Provided data -
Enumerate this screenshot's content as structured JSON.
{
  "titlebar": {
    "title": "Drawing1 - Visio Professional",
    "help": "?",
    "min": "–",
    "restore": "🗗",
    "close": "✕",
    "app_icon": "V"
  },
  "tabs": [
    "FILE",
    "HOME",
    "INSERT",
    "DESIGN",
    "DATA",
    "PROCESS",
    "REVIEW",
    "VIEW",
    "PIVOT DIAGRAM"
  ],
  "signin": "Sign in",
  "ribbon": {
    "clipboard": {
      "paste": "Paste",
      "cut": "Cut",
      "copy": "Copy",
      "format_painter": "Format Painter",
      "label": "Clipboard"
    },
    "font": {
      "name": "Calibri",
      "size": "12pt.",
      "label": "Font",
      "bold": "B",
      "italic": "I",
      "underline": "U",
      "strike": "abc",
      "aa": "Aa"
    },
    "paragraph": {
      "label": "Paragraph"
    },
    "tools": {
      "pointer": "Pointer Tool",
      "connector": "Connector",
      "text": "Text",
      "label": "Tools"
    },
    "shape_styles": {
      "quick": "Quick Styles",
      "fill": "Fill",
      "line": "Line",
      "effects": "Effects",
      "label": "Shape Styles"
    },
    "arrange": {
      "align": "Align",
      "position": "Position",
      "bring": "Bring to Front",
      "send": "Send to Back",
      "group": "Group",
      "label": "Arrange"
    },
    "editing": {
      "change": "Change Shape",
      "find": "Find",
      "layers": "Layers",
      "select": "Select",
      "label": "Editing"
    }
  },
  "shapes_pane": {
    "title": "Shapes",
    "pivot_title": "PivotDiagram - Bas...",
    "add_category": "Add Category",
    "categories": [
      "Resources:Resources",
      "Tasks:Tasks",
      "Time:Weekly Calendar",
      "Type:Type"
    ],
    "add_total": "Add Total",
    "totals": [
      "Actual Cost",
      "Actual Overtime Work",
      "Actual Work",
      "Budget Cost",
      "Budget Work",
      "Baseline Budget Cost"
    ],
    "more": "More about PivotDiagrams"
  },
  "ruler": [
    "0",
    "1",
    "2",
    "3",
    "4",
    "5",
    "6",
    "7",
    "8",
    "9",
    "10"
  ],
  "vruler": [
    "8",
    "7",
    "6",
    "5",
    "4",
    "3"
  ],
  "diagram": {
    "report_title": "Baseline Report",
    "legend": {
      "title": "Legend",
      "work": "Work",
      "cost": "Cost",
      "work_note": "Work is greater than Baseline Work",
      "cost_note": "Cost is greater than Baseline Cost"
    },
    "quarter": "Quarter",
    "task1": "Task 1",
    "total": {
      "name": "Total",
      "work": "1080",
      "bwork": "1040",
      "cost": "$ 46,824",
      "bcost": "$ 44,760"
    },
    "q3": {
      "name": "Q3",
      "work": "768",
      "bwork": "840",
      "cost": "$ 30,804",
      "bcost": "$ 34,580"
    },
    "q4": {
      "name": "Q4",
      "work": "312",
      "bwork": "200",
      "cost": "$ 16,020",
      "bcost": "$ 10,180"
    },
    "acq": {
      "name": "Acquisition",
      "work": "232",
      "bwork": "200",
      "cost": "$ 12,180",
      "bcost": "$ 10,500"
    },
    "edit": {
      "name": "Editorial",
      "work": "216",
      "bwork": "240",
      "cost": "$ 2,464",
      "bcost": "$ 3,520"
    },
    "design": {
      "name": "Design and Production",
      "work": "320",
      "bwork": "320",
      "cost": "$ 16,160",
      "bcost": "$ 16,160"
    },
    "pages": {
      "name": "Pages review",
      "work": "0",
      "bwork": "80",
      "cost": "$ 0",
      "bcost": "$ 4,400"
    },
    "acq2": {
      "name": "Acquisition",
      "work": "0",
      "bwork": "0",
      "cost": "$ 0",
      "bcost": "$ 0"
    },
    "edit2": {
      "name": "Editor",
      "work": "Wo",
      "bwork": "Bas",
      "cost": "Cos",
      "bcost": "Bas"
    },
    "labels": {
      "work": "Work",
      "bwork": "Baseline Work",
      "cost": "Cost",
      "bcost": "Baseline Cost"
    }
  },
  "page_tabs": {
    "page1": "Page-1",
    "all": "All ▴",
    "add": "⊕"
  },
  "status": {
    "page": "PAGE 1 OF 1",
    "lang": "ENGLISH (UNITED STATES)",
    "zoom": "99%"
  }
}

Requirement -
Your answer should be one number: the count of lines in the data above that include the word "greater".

Result -
2